MATERIAL SUPPLIED
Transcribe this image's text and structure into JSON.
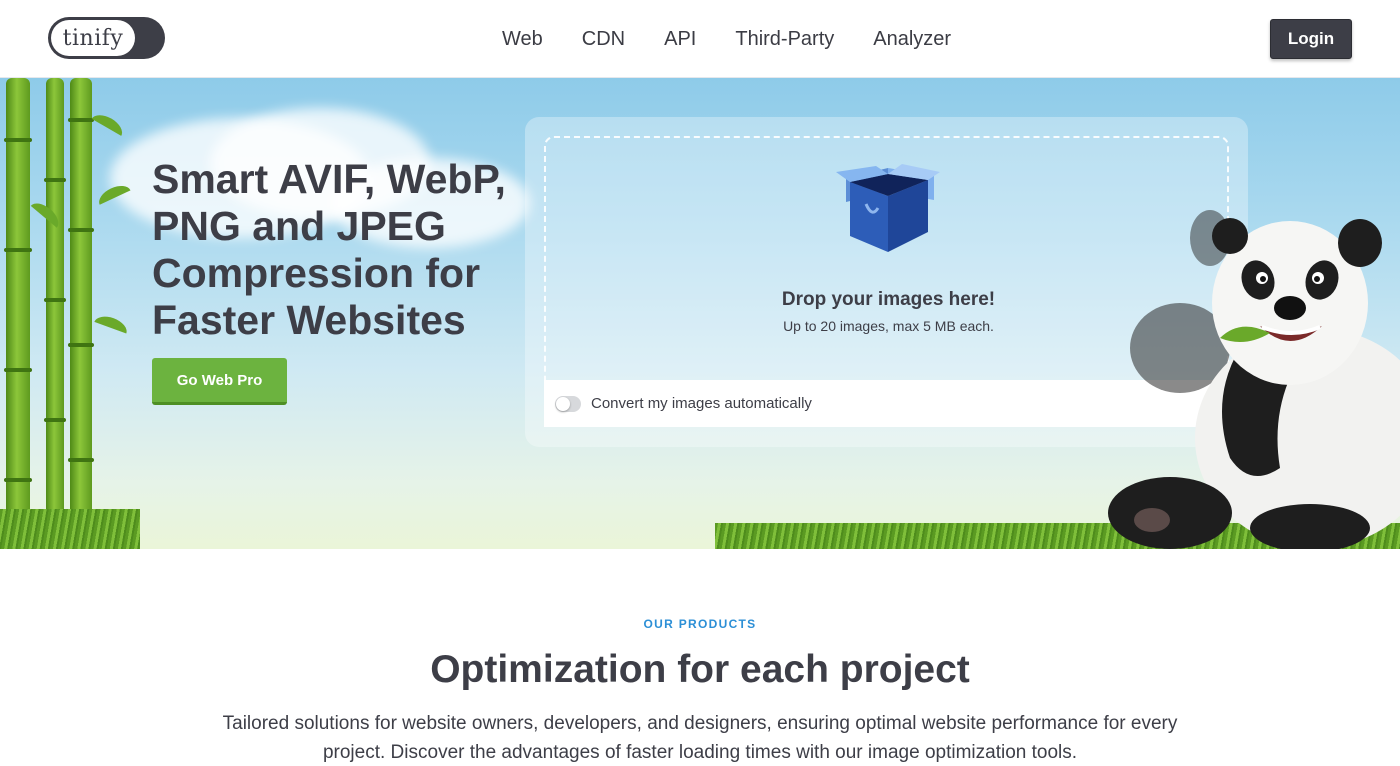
{
  "brand": {
    "logo_text": "tinify"
  },
  "nav": {
    "items": [
      "Web",
      "CDN",
      "API",
      "Third-Party",
      "Analyzer"
    ]
  },
  "header": {
    "login_label": "Login"
  },
  "hero": {
    "headline": "Smart AVIF, WebP, PNG and JPEG Compression for Faster Websites",
    "cta_label": "Go Web Pro",
    "dropzone": {
      "title": "Drop your images here!",
      "subtitle": "Up to 20 images, max 5 MB each.",
      "convert_label": "Convert my images automatically",
      "convert_enabled": false
    }
  },
  "products": {
    "eyebrow": "OUR PRODUCTS",
    "title": "Optimization for each project",
    "description": "Tailored solutions for website owners, developers, and designers, ensuring optimal website performance for every project. Discover the advantages of faster loading times with our image optimization tools."
  },
  "colors": {
    "dark": "#3d3e47",
    "accent_green": "#6cb33f",
    "accent_blue": "#2c8fd6",
    "sky": "#8ecbe9"
  },
  "icons": [
    "open-box-icon",
    "toggle-switch-icon"
  ]
}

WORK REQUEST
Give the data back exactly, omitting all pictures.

ANSWER TO THIS PROBLEM
Transcribe this image's text and structure into JSON.
{
  "brand": {
    "logo_text": "tinify"
  },
  "nav": {
    "items": [
      "Web",
      "CDN",
      "API",
      "Third-Party",
      "Analyzer"
    ]
  },
  "header": {
    "login_label": "Login"
  },
  "hero": {
    "headline": "Smart AVIF, WebP, PNG and JPEG Compression for Faster Websites",
    "cta_label": "Go Web Pro",
    "dropzone": {
      "title": "Drop your images here!",
      "subtitle": "Up to 20 images, max 5 MB each.",
      "convert_label": "Convert my images automatically",
      "convert_enabled": false
    }
  },
  "products": {
    "eyebrow": "OUR PRODUCTS",
    "title": "Optimization for each project",
    "description": "Tailored solutions for website owners, developers, and designers, ensuring optimal website performance for every project. Discover the advantages of faster loading times with our image optimization tools."
  },
  "colors": {
    "dark": "#3d3e47",
    "accent_green": "#6cb33f",
    "accent_blue": "#2c8fd6",
    "sky": "#8ecbe9"
  },
  "icons": [
    "open-box-icon",
    "toggle-switch-icon"
  ]
}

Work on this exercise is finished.